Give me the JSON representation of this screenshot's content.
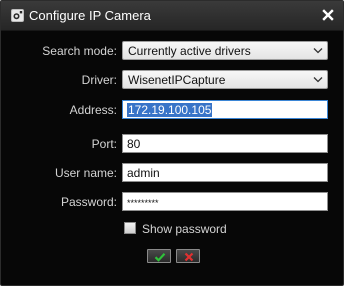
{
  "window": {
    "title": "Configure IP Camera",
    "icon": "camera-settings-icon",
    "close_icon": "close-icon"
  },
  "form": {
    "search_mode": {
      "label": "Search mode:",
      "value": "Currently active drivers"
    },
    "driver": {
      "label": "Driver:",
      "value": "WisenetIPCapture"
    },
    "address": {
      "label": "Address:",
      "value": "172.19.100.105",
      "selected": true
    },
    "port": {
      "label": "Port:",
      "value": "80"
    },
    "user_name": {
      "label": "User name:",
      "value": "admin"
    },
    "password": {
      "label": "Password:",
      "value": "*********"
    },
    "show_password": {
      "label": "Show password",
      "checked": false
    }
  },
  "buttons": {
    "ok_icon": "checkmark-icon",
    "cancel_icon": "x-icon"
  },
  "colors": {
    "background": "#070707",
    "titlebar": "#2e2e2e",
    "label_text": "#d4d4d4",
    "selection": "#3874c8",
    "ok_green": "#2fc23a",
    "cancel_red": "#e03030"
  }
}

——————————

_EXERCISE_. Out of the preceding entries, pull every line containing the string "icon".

_YOUR RESPONSE_.
    "icon": "camera-settings-icon",
    "close_icon": "close-icon"
    "ok_icon": "checkmark-icon",
    "cancel_icon": "x-icon"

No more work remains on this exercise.